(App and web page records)
----

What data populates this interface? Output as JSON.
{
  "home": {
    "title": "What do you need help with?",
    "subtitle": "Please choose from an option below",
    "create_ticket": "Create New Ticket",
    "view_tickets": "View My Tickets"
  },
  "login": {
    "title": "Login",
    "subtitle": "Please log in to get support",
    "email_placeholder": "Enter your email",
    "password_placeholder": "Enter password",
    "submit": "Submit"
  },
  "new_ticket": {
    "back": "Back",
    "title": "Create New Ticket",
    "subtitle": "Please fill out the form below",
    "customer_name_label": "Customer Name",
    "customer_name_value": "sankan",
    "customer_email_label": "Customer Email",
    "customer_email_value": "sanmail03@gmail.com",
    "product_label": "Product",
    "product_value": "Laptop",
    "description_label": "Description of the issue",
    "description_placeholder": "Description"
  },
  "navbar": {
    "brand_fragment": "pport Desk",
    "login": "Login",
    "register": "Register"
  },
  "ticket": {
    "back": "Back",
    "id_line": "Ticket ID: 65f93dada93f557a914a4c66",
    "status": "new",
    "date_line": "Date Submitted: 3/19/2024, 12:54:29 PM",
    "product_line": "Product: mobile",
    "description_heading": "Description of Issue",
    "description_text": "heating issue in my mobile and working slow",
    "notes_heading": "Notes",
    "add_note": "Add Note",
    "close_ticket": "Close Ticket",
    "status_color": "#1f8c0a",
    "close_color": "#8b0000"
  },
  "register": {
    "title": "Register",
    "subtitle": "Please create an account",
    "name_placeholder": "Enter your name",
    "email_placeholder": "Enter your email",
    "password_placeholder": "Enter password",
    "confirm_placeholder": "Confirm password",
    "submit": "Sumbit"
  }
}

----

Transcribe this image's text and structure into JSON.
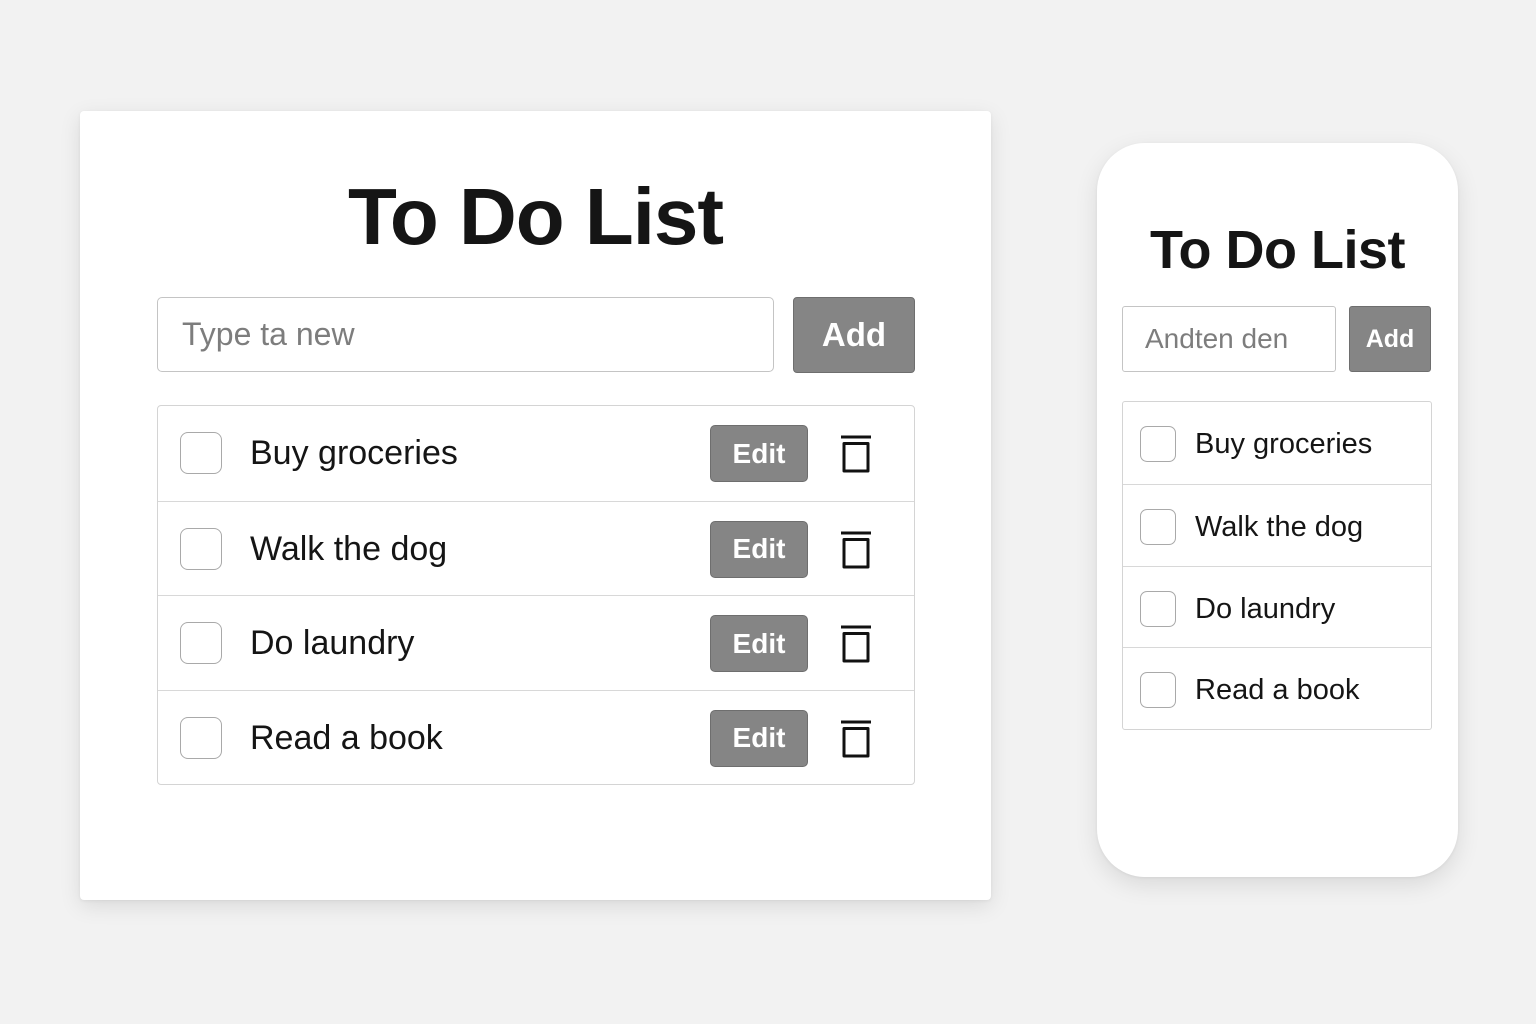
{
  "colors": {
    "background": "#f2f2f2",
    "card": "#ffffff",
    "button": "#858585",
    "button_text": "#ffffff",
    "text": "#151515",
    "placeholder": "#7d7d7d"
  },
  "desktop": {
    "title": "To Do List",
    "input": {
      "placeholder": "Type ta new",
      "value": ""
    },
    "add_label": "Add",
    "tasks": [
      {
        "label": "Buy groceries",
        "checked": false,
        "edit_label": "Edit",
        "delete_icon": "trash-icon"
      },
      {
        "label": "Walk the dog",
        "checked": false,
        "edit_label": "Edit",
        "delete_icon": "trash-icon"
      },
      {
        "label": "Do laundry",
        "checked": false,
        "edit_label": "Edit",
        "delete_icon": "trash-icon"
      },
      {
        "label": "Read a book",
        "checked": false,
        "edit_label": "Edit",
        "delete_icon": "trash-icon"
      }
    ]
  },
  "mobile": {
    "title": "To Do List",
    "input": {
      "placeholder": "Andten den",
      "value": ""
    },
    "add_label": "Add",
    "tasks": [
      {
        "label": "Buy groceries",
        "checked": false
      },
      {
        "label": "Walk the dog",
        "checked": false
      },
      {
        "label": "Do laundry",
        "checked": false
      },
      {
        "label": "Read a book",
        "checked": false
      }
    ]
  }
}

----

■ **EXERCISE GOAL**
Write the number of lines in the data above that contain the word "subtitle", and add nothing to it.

■ **PROBLEM SOLUTION**
4